Work task: Please find the lines in the entries below that contain the word "Design", and copy each one.

Given records:
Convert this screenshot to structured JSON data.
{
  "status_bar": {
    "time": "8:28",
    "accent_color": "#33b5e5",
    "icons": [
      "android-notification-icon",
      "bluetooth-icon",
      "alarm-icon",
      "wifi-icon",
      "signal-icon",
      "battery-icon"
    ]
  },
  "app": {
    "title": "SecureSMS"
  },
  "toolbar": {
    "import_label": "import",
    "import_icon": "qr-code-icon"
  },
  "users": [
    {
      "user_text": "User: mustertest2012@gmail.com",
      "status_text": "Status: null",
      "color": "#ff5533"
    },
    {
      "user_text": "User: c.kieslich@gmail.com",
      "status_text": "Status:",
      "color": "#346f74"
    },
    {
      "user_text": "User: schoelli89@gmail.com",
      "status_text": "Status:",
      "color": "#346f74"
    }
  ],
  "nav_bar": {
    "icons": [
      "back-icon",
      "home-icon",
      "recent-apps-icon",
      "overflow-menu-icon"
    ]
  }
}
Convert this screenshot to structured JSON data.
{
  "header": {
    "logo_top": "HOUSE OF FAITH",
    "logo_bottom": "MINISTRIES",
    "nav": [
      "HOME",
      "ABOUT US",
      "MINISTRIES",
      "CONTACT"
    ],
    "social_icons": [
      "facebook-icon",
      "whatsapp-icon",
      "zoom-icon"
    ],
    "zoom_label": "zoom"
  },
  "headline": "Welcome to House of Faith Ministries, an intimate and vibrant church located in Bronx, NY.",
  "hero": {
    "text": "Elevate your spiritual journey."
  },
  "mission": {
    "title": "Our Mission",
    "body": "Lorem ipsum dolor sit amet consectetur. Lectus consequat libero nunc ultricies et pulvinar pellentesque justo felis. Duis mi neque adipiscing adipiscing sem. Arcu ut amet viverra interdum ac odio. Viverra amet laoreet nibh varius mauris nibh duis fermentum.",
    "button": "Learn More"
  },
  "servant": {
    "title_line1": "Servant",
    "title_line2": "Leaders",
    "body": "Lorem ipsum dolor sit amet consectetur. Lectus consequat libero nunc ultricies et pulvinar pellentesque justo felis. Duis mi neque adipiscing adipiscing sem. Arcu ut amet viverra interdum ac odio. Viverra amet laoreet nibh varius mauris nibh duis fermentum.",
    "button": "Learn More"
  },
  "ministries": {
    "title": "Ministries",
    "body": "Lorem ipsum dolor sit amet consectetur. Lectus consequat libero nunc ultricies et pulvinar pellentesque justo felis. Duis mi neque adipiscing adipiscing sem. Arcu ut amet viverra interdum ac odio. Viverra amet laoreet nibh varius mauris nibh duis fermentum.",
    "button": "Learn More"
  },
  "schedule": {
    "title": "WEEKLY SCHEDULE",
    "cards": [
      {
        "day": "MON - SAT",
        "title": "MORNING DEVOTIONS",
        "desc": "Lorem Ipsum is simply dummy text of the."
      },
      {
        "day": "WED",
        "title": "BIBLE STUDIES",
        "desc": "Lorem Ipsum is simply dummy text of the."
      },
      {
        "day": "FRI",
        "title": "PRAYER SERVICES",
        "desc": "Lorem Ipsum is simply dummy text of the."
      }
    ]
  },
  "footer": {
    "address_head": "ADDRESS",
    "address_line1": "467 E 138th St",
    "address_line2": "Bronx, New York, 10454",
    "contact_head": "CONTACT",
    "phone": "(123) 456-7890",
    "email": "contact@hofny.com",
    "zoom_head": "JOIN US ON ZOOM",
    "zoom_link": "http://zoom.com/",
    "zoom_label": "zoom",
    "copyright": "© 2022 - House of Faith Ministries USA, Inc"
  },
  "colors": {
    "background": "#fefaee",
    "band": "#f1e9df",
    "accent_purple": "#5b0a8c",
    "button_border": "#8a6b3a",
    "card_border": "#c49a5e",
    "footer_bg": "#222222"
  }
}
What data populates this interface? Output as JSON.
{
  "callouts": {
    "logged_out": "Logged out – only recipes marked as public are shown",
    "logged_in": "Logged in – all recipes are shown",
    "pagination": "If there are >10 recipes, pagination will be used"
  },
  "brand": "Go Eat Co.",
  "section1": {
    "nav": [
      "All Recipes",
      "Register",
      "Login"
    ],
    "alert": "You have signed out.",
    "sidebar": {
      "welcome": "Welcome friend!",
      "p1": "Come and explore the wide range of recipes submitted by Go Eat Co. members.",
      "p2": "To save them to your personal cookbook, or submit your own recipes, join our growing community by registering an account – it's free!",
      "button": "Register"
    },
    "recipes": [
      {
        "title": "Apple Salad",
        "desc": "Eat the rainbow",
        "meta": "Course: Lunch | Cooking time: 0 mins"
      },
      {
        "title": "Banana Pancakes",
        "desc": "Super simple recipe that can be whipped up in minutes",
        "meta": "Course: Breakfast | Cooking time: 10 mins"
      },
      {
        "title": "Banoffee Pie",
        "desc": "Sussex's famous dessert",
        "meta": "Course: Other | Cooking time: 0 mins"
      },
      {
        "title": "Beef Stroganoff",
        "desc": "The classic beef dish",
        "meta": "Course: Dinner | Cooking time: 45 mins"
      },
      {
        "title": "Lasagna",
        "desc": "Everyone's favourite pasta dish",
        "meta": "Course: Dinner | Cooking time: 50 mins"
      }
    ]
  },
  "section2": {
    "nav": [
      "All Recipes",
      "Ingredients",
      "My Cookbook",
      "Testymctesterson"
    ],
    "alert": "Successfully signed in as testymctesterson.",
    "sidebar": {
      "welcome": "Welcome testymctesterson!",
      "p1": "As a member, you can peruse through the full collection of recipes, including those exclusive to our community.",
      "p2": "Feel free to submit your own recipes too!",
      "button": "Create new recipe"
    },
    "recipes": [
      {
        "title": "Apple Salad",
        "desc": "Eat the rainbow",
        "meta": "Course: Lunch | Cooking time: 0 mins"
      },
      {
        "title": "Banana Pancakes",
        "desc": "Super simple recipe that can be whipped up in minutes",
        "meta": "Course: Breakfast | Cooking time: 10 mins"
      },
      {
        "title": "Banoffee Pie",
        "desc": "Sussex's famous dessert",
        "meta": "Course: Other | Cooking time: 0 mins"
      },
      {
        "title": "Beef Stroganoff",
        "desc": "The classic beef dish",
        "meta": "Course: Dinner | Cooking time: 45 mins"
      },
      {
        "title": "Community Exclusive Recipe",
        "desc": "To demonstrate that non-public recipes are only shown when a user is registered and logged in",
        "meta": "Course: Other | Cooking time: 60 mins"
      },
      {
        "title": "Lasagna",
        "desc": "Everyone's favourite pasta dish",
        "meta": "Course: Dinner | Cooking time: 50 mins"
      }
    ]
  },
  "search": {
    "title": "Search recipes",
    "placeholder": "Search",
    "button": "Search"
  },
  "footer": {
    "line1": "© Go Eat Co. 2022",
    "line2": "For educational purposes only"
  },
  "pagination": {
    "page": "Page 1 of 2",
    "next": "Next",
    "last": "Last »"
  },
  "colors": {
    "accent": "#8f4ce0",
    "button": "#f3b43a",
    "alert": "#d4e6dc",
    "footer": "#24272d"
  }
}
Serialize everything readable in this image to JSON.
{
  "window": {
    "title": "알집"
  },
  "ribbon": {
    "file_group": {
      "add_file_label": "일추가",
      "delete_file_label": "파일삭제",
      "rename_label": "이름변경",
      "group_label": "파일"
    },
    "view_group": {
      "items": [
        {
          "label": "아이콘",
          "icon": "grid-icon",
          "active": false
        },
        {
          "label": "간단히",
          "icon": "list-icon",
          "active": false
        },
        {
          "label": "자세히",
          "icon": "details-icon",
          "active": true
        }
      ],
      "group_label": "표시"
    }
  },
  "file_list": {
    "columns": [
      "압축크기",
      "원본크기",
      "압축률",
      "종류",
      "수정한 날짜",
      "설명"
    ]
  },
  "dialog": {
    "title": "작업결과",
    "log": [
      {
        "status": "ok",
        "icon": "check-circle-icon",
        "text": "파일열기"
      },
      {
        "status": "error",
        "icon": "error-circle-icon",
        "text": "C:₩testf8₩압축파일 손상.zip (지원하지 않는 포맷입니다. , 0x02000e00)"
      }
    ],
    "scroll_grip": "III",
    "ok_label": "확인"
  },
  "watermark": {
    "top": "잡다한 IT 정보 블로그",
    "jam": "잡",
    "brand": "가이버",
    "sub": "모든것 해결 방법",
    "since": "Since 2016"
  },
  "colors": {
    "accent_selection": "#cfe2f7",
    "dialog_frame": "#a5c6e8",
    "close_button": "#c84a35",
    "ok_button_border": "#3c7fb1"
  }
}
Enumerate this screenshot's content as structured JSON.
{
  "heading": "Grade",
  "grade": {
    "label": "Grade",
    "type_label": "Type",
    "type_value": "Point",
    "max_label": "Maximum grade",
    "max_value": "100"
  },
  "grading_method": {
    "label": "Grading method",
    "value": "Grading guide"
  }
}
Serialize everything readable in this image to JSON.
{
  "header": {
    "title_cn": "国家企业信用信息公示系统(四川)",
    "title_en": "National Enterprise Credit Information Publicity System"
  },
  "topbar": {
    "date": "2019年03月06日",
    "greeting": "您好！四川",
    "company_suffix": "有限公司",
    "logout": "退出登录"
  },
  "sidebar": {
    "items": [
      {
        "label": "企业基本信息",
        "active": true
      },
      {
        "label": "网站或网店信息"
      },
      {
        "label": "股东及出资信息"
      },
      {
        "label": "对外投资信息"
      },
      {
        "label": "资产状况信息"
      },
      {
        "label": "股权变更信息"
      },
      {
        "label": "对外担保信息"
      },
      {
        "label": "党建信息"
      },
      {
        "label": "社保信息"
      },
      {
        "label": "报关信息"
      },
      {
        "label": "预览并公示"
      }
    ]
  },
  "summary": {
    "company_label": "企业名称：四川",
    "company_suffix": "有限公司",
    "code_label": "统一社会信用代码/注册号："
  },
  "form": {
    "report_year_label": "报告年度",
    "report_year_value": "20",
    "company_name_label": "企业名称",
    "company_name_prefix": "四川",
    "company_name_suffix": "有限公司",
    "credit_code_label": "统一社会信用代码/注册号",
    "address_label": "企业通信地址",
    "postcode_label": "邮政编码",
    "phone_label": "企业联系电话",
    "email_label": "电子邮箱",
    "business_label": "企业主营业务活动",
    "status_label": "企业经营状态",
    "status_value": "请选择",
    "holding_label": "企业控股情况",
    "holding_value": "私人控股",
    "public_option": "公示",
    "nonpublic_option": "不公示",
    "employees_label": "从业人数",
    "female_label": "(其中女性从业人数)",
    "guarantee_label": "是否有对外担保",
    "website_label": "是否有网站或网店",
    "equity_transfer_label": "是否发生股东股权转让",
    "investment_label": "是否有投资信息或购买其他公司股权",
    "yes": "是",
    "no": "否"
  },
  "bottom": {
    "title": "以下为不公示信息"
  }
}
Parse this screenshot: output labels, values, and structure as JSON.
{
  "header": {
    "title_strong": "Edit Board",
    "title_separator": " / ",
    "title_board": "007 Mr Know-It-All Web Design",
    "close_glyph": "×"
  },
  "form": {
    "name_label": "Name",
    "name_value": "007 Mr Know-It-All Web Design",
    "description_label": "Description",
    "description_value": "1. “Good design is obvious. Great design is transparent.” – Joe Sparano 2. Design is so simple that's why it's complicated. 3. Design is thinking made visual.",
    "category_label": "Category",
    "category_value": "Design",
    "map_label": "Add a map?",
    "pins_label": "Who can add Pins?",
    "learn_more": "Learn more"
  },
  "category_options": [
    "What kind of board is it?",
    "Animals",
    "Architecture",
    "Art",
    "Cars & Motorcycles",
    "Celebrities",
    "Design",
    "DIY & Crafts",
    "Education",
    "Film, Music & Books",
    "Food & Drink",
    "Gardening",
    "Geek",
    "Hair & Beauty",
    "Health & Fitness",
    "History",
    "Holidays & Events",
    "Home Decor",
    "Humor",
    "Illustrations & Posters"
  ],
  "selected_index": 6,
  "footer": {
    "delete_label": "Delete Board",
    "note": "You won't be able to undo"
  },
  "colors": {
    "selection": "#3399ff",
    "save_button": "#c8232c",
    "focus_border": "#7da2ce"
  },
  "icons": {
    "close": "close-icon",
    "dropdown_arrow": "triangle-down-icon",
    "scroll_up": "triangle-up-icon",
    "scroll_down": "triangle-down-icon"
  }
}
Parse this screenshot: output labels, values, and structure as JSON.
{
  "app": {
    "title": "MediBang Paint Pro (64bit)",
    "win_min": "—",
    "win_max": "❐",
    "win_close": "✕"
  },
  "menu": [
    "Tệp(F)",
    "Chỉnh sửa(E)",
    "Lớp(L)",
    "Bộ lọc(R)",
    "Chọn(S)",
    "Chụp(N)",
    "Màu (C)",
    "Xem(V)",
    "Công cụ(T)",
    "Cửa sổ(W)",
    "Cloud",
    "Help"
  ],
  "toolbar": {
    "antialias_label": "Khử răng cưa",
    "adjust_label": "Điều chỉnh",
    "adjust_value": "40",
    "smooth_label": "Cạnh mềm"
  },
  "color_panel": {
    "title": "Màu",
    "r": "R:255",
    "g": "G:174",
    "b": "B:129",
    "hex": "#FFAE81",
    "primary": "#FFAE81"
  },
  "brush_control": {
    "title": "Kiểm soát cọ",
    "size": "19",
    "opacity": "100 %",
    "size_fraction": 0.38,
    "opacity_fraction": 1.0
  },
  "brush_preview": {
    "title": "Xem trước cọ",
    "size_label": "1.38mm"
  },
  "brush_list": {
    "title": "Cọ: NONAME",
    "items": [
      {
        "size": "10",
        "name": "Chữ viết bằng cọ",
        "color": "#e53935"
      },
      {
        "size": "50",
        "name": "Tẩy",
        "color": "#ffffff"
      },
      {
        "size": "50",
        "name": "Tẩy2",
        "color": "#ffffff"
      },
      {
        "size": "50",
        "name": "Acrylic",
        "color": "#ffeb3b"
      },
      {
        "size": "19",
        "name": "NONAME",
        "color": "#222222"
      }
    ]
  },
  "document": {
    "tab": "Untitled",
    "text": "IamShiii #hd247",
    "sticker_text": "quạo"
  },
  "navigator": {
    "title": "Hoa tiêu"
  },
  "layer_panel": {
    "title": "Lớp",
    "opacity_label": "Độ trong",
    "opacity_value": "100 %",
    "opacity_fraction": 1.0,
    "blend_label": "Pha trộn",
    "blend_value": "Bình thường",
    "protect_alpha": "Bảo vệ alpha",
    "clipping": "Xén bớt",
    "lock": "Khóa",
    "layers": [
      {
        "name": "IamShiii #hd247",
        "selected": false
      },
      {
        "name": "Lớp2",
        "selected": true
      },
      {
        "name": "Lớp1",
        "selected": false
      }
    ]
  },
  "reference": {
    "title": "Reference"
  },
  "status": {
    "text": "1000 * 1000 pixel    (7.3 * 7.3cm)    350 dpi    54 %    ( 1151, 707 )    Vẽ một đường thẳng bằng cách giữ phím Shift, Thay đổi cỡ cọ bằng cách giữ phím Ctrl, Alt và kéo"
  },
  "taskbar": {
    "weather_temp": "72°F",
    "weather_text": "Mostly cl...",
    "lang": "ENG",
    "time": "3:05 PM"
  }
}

Task answer:
    "title_board": "007 Mr Know-It-All Web Design",
    "name_value": "007 Mr Know-It-All Web Design",
    "description_value": "1. “Good design is obvious. Great design is transparent.” – Joe Sparano 2. Design is so simple that's why it's complicated. 3. Design is thinking made visual.",
    "category_value": "Design",
    "Design",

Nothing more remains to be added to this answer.